### LISTED ENTRIES
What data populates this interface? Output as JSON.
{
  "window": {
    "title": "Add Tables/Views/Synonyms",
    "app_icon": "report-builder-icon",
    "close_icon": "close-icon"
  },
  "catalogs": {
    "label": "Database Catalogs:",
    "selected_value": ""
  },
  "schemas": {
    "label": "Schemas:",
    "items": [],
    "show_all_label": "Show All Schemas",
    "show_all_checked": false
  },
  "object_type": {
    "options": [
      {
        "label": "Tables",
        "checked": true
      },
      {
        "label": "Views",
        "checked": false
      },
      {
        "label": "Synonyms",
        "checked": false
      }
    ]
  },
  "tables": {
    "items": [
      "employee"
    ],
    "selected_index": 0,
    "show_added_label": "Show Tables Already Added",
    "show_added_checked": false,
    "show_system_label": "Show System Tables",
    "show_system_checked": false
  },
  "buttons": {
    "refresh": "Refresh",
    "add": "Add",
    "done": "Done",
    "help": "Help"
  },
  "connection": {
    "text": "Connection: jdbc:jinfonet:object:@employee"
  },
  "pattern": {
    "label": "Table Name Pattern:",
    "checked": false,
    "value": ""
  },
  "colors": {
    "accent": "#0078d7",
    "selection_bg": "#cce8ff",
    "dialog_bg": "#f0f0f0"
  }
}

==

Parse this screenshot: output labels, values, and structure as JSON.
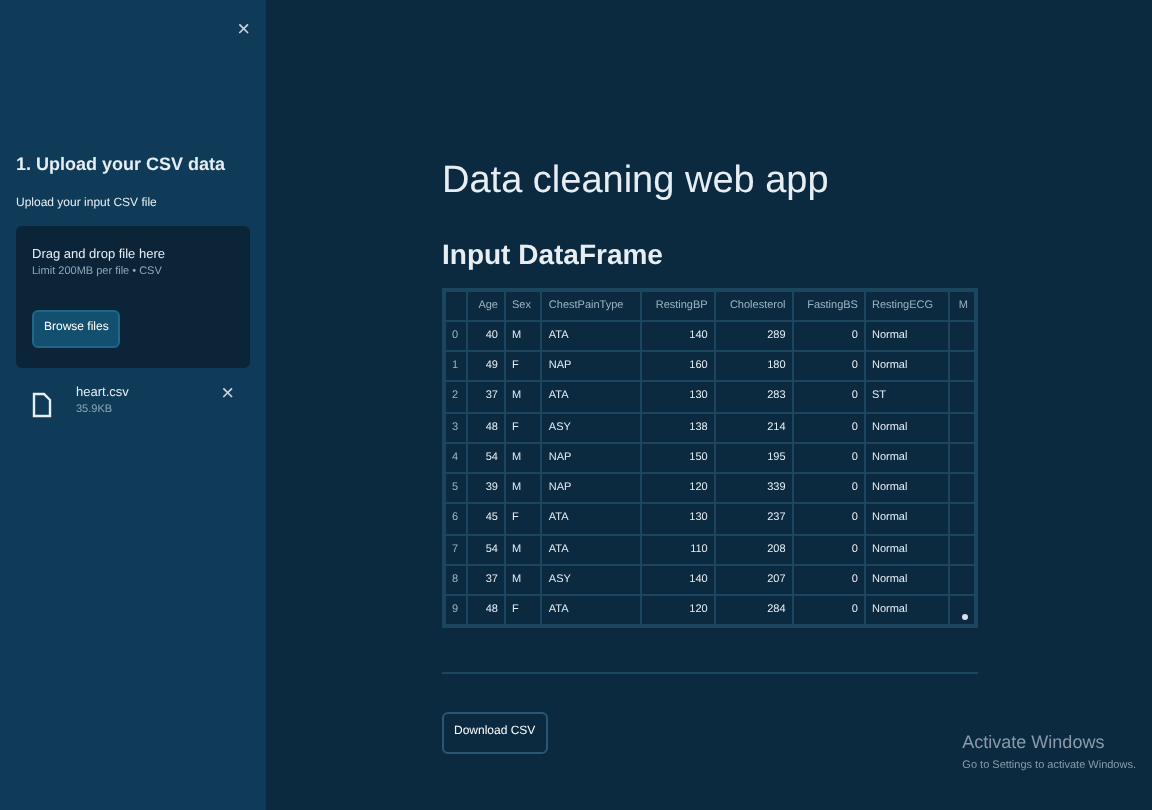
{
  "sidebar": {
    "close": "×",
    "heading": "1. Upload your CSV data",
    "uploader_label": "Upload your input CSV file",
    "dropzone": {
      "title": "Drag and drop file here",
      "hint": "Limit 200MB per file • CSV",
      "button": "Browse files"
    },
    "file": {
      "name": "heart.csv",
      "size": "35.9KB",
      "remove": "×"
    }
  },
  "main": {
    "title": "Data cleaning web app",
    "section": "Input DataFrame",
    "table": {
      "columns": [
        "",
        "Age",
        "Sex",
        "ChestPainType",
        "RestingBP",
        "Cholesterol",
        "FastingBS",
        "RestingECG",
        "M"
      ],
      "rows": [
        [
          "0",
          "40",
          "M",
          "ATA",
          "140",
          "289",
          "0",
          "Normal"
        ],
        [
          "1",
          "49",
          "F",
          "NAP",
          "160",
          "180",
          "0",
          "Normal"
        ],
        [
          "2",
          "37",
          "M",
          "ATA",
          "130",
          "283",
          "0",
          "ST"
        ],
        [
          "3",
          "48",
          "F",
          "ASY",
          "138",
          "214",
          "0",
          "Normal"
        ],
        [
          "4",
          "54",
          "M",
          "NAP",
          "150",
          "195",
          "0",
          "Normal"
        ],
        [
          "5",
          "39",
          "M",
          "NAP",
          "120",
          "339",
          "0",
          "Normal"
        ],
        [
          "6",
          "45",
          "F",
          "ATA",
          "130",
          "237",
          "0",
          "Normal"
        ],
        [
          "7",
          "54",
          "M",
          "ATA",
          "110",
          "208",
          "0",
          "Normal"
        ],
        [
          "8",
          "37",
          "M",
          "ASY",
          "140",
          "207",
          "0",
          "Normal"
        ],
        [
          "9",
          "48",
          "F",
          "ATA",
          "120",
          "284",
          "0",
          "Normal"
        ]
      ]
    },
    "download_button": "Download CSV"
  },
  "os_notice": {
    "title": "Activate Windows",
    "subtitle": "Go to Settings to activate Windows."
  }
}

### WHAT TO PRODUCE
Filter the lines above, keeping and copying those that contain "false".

### RESPONSE AREA
    "show_all_checked": false
        "checked": false
        "checked": false
    "show_added_checked": false,
    "show_system_checked": false
    "checked": false,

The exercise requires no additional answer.